* **Task description**
Which lines of the records contain the word "JSON"? Show each of them.

* **Task material**
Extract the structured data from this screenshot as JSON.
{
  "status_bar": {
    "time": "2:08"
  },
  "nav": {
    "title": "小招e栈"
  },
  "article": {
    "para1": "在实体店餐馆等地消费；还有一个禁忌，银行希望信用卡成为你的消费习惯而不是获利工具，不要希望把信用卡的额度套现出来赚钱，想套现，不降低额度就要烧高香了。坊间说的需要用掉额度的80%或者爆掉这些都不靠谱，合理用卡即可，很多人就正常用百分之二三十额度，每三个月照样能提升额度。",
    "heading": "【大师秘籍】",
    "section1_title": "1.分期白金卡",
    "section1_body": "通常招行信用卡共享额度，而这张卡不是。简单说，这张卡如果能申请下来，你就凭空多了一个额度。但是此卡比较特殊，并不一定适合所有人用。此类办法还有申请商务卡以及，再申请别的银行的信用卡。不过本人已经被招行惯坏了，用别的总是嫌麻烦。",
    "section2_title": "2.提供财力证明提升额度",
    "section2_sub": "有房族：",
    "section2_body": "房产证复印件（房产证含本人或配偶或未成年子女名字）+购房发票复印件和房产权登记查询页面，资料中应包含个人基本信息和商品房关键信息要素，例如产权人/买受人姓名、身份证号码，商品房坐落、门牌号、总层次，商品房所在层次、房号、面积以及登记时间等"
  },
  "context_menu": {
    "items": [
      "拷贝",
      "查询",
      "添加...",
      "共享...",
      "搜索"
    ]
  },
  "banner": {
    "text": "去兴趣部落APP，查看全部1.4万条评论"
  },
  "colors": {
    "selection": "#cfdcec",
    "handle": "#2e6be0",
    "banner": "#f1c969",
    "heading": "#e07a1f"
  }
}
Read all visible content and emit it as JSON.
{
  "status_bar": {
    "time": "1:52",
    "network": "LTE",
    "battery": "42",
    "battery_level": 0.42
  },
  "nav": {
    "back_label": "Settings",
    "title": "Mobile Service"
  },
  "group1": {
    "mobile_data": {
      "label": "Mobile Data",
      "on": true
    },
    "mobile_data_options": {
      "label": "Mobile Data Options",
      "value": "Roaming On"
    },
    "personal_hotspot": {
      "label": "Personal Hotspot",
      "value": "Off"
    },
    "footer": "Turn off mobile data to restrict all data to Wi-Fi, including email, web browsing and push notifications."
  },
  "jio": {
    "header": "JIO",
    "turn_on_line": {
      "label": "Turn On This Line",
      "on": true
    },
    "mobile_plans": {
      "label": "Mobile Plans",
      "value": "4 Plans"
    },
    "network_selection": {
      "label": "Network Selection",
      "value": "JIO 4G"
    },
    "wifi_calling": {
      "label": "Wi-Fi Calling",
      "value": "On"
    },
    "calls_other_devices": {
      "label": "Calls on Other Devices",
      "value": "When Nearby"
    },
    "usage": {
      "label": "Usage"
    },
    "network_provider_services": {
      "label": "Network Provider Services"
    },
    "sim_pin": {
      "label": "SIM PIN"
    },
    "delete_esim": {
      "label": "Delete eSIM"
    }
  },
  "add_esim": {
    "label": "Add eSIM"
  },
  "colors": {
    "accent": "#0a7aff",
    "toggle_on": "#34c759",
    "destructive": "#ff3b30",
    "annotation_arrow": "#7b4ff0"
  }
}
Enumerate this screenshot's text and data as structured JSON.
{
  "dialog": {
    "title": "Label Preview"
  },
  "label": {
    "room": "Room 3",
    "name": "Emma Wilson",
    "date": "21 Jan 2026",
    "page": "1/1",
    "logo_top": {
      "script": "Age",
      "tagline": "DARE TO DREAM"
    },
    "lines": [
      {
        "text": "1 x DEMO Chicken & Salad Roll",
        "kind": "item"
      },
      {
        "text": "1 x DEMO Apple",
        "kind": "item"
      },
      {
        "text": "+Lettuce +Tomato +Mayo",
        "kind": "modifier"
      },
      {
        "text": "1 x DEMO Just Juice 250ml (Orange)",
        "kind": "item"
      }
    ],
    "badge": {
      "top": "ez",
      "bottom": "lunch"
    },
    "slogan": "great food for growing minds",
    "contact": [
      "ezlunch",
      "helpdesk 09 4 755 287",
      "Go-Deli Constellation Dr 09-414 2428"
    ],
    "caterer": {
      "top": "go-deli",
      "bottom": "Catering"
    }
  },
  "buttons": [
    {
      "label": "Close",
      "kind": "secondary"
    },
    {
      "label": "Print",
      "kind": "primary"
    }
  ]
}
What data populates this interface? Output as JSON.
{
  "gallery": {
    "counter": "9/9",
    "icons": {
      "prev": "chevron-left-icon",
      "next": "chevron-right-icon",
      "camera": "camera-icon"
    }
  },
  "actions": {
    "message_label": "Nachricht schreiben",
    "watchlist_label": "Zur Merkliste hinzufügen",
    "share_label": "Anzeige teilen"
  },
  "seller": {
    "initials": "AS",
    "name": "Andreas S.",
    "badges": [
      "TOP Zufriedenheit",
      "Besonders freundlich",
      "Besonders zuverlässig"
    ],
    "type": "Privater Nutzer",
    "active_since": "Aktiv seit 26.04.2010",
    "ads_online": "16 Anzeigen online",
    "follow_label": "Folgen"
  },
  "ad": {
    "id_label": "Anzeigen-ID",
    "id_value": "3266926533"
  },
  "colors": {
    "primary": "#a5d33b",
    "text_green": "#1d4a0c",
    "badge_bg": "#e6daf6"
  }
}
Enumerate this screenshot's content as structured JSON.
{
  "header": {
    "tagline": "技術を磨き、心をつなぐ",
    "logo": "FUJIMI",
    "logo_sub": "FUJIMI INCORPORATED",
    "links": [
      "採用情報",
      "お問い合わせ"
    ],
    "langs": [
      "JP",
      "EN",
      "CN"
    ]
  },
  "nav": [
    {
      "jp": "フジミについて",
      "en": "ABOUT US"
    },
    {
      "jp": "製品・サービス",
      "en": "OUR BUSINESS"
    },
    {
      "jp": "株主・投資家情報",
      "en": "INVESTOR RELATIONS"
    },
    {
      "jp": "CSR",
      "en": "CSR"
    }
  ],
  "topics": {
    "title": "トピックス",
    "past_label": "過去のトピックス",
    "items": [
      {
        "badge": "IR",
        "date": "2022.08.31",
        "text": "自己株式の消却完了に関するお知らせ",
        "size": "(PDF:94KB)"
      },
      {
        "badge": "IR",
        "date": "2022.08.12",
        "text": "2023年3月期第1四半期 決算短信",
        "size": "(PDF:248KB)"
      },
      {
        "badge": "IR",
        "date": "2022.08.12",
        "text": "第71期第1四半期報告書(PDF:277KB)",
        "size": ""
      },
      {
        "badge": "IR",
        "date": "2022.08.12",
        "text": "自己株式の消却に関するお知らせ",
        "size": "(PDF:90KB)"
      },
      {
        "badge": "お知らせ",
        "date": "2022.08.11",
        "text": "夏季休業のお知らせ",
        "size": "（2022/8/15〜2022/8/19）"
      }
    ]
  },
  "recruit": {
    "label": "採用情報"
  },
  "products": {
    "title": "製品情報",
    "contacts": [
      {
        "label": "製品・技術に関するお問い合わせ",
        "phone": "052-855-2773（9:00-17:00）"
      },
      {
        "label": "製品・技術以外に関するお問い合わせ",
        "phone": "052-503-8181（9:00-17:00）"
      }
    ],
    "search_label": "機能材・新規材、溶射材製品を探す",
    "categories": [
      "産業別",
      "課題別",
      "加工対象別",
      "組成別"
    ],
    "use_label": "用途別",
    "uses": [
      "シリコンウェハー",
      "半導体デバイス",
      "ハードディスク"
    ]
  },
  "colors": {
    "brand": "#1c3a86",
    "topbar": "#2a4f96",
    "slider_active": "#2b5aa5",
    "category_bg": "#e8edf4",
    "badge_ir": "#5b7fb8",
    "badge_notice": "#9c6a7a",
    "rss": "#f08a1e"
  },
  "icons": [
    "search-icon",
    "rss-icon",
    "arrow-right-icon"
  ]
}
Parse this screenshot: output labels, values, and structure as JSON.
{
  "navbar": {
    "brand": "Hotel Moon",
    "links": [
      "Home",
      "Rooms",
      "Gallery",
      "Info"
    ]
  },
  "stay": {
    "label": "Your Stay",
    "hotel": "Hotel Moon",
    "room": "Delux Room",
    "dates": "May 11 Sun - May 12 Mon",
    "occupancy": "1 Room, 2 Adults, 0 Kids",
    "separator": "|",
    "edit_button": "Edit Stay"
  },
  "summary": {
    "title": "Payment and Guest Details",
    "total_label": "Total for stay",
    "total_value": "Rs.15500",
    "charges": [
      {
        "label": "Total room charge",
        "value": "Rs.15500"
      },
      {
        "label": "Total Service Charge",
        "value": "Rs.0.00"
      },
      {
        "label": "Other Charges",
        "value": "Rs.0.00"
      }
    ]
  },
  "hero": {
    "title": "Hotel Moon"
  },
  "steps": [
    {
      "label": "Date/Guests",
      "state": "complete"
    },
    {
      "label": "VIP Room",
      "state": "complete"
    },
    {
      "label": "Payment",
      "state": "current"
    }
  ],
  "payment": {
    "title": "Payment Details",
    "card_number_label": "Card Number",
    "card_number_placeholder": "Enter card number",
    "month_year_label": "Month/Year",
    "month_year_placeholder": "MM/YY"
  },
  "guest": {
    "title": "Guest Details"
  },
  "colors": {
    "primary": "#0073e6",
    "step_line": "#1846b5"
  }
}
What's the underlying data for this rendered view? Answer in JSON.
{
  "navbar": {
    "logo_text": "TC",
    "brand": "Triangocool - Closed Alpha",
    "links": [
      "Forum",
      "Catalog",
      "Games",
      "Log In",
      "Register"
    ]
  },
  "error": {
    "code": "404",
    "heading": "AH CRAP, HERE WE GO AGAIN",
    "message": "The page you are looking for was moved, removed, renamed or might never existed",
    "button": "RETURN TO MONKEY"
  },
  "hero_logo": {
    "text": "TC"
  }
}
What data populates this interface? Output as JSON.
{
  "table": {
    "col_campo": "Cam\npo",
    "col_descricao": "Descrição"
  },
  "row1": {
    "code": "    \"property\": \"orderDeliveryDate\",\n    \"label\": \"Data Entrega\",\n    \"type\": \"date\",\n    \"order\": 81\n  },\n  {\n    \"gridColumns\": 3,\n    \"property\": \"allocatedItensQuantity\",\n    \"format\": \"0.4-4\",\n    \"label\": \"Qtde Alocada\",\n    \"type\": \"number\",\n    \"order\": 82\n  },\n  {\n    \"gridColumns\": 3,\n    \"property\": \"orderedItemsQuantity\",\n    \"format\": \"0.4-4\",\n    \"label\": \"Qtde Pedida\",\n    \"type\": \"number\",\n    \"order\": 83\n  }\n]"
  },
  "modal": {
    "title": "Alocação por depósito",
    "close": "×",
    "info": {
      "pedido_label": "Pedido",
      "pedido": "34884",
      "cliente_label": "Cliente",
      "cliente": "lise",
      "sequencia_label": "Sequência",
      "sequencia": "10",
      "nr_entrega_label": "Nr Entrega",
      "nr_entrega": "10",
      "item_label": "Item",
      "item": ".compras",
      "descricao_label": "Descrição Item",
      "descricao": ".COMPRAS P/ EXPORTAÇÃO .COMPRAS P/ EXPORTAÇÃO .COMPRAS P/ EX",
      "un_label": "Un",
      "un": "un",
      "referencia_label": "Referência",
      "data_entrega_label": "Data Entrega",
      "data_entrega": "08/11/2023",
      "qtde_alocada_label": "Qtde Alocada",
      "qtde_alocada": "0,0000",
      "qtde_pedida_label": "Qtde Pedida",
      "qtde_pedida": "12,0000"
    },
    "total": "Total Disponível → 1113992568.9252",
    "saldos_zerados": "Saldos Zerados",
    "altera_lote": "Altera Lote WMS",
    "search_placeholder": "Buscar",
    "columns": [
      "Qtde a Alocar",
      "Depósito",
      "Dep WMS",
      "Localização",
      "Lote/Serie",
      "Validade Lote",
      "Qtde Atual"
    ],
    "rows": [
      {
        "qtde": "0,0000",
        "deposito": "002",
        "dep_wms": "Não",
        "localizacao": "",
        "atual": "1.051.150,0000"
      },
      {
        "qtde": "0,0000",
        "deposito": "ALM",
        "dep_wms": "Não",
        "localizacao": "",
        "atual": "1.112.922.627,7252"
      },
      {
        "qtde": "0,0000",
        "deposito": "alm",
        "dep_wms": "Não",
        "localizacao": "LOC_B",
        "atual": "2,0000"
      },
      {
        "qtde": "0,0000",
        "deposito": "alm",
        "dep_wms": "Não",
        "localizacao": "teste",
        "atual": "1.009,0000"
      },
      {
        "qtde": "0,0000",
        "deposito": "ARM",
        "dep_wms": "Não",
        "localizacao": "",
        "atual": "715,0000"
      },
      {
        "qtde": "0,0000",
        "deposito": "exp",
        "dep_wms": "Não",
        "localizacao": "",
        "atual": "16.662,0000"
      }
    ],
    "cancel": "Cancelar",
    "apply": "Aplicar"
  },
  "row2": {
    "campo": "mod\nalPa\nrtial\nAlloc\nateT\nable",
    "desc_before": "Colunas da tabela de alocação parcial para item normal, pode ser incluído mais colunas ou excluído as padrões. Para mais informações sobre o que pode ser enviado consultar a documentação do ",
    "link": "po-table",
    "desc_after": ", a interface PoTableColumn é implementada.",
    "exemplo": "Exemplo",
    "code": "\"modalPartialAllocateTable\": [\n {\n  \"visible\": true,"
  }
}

* **Result for this task**
Extract the structured data from this screenshot as JSON.
Read all visible content and emit it as JSON.
Enumerate this screenshot's text and data as structured JSON.
What data populates this interface? Output as JSON.
Enumerate this screenshot's content as structured JSON.
Parse this screenshot: output labels, values, and structure as JSON.
What's the underlying data for this rendered view? Answer in JSON.
What data populates this interface? Output as JSON.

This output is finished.